This post was written by Teresa, a past POD intern.
I joined the ROTC unit at my university one semester after entering college. The ROTC battalion I joined is known as one of the premier battalions in the nation, but the semester prior to my arrival, a sexual assault and harassment investigation was launched against two cadet Noncommissioned Officers in Charge (NCOICs) of the cadet athletic teams. These students had been selected to lead the two specialty athletic teams due to their superior tactical ability, leadership qualities, and physical ability. They were also eventually found guilty of creating a culture of widespread hazing and sexual derision.
In the semester before I joined, battalion-wide parties were held regularly at one of the four universities that made up the battalion. The two NCOICs were both from this university, where ROTC was referred to as “the ROTC fraternity.” Prior to these parties, the NCOICs of the specialty teams sent out mock Operation Orders (OPORDs) that detailed the events of the party, including hazing the freshmen by forcing them to drink, people passing out from being too drunk, and stories about cadets having sex. One such OPORD instigated an investigation into the NCOICs, who were ultimately removed from the program. Two other cadets received negative counseling for being aware of the harassment but letting it continue.
The response to this misconduct was limited and reactive, with intensive measures in Sexual Harassment and Assault Response and Prevention (SHARP) taken only in the immediate aftermath of the investigation. When a field training was cancelled due to inclement weather, we instead had a “values lab” on the subjects of sexual harassment and hazing. This was my first battalion-wide event as a cadet, so I assumed it was a regular event that the battalion held. However, I noticed something was strange when the cadets who led the lectures seemed very uninterested and irritated by the content, and would sometimes tell us during group exercises that “None of this really matters” . I later learned that, disturbingly, these were the very same cadets who had received negative counseling for failing to put a stop to the sexual harassment in our battalion. While I understand that the battalion was trying to ensure that these cadets understood the severity of the sexual assault, prioritizing their education over our battalion’s climate hurt the wider prevention effort. The following year, we did not have a new values lab. As a result, any positive educational effects were never fully passed on to the next class of cadets.

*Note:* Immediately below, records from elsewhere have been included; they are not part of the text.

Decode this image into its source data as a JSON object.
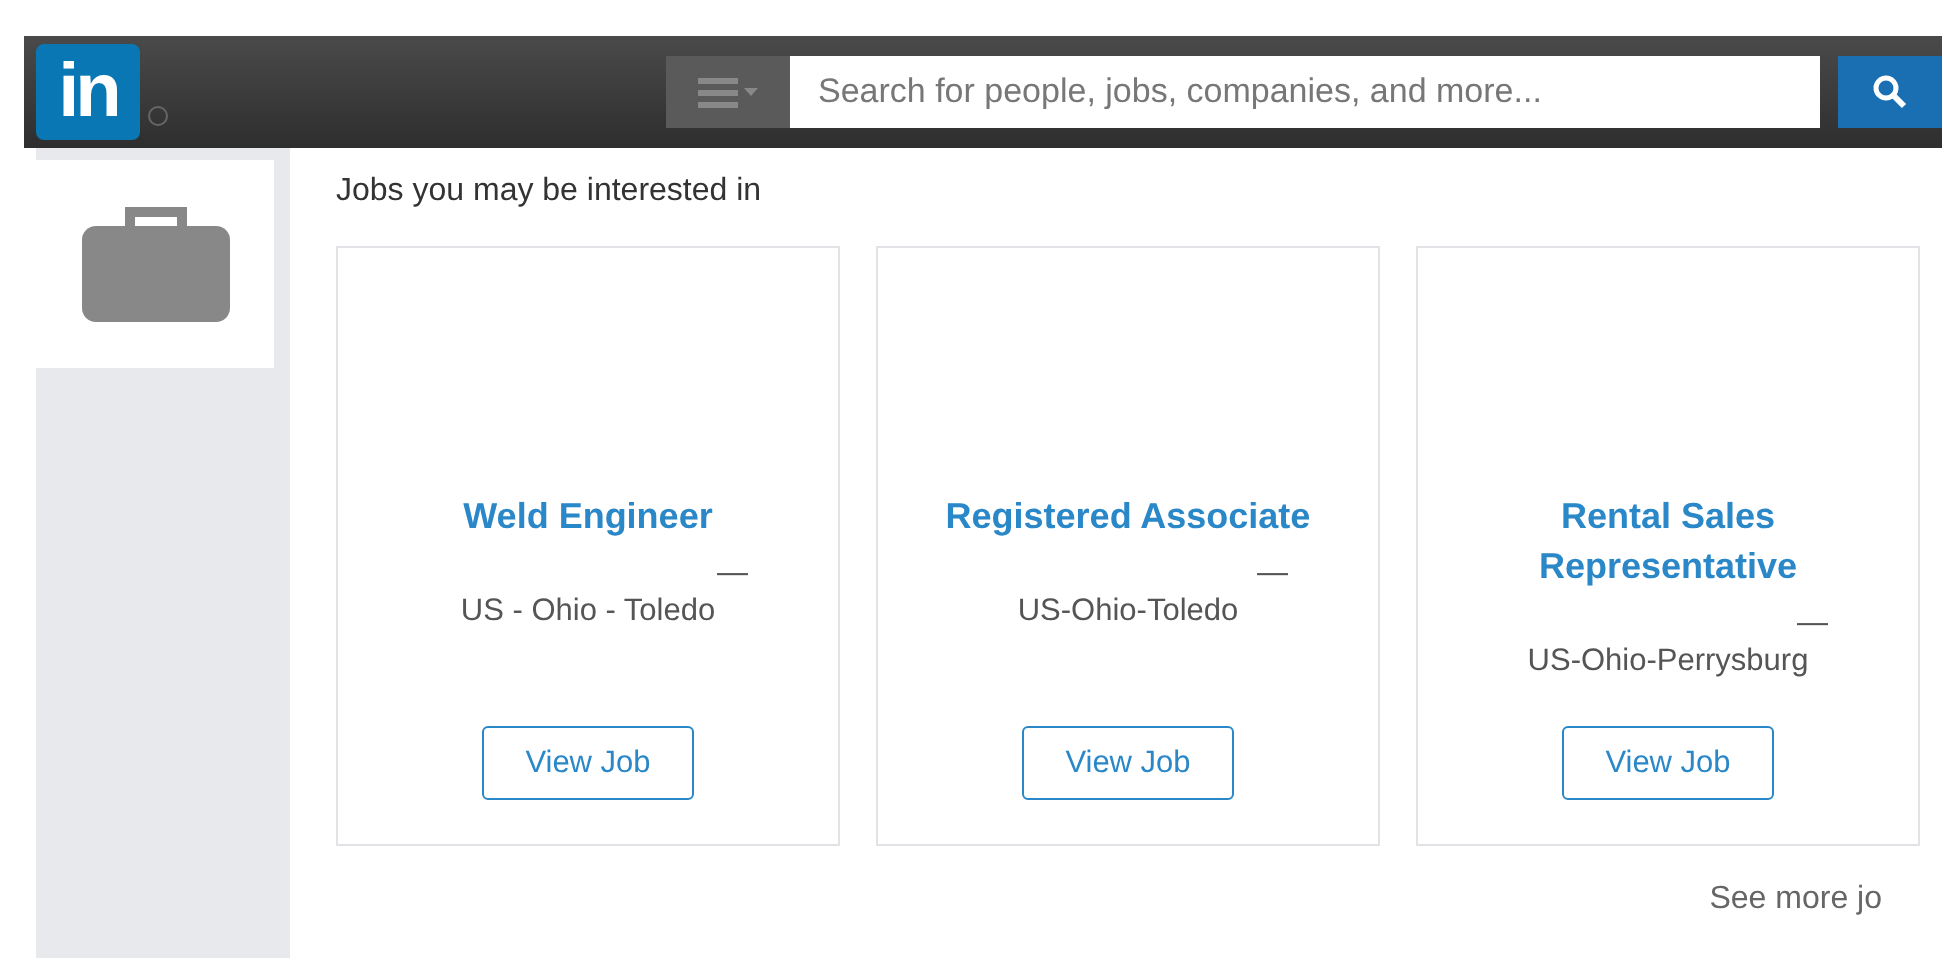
{
  "header": {
    "logo": "in",
    "search": {
      "placeholder": "Search for people, jobs, companies, and more..."
    }
  },
  "section_title": "Jobs you may be interested in",
  "jobs": [
    {
      "title": "Weld Engineer",
      "separator": "—",
      "location": "US - Ohio - Toledo",
      "button": "View Job"
    },
    {
      "title": "Registered Associate",
      "separator": "—",
      "location": "US-Ohio-Toledo",
      "button": "View Job"
    },
    {
      "title": "Rental Sales Representative",
      "separator": "—",
      "location": "US-Ohio-Perrysburg",
      "button": "View Job"
    }
  ],
  "see_more": "See more jo"
}
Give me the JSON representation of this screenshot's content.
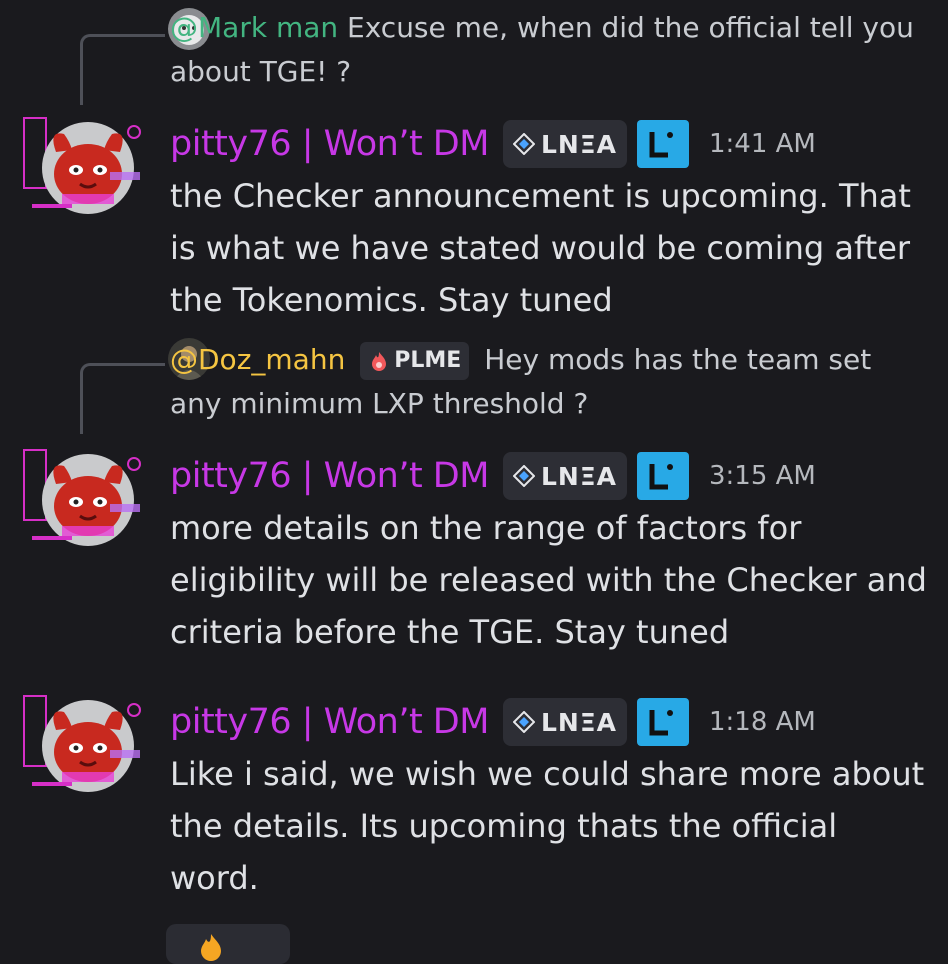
{
  "messages": [
    {
      "reply": {
        "prefix": "@",
        "name": "Mark man",
        "text": " Excuse me, when did the official tell you about TGE! ?"
      },
      "author": "pitty76 | Won’t DM",
      "tag": "LNΞA",
      "timestamp": "1:41 AM",
      "text": "the Checker announcement is upcoming. That is what we have stated would be coming after the Tokenomics. Stay tuned"
    },
    {
      "reply": {
        "name": "@Doz_mahn",
        "tag": "PLME",
        "text": "Hey mods has the team set any minimum LXP threshold ?"
      },
      "author": "pitty76 | Won’t DM",
      "tag": "LNΞA",
      "timestamp": "3:15 AM",
      "text": "more details on the range of factors for eligibility will be released with the Checker and criteria before the TGE. Stay tuned"
    },
    {
      "author": "pitty76 | Won’t DM",
      "tag": "LNΞA",
      "timestamp": "1:18 AM",
      "text": "Like i said, we wish we could share more about the details. Its upcoming thats the official word."
    }
  ],
  "icons": {
    "lbadge": "linea-l-badge-icon",
    "diamond": "diamond-icon",
    "fire": "fire-icon"
  },
  "colors": {
    "author": "#c738e6",
    "mention_green": "#43b581",
    "mention_yellow": "#f5c542",
    "lbadge": "#28a9e6"
  }
}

In the wake of these limited efforts, in my experience, cadets in the battalion seemed to become more self-regulating on sexual harassment issues. The battalion-wide parties were discontinued after the investigation. About a semester after the investigation, platoon parties began again, but they were always optional and I did not see excessive drunkenness, hazing, or forced consumption of alcohol. Providing underage cadets with alcohol also became a much more sensitive topic. When the women in my platoon were planning on holding a brunch, they were personally advised by leadership that the event must be alcohol-free. The phrase “SHARP” also became ubiquitous in the cadet vocabulary, often to regulate other cadet’s unacceptable comments. For example, a few months after the incident, I asked my class’s groupchat what women were supposed to wear to the military ball. One cadet responded “naked.” he was instantly called out by the other male cadets for his sexual comment. “SHARP” became a short catch phrase to remind people how quickly comments could turn into a larger problem.
However, a culture of sexism and indifference persisted at all levels of my battalion. For example, when the Battalion Commander gave anecdotes about the disturbing sexual assault and harassment he had seen during his 25 years in the Army and invited the noncommissioned officers to provide their own anecdotes, they all refused. This perpetuated a culture where silence is the default method to deal with any ethical wrongdoing within the ranks, especially when it came to sexual harassment and sexual assault.
I had heard stories about sexual assault at the academies and in basic training, but knowing that there were people who both perpetuated and were subjected to this assault in my battalion made these issues more personal. I have seen how damaging a hostile climate full of slights towards women can be, even without the added pressure of a sexual assault case. Even though the issues on a systemic, easily visible scale have been largely resolved, there still remains a climate where implicitly sexist comments were largely ignored or went unnoticed. To achieve a climate that fully understands sexual assault as not only intolerable, but a relevant issue, education and training should have been a continuous effort. Extensive retroactive training does not prevent the initial incidents from happening, and especially in a transient population like ROTC, will not result in permanent change.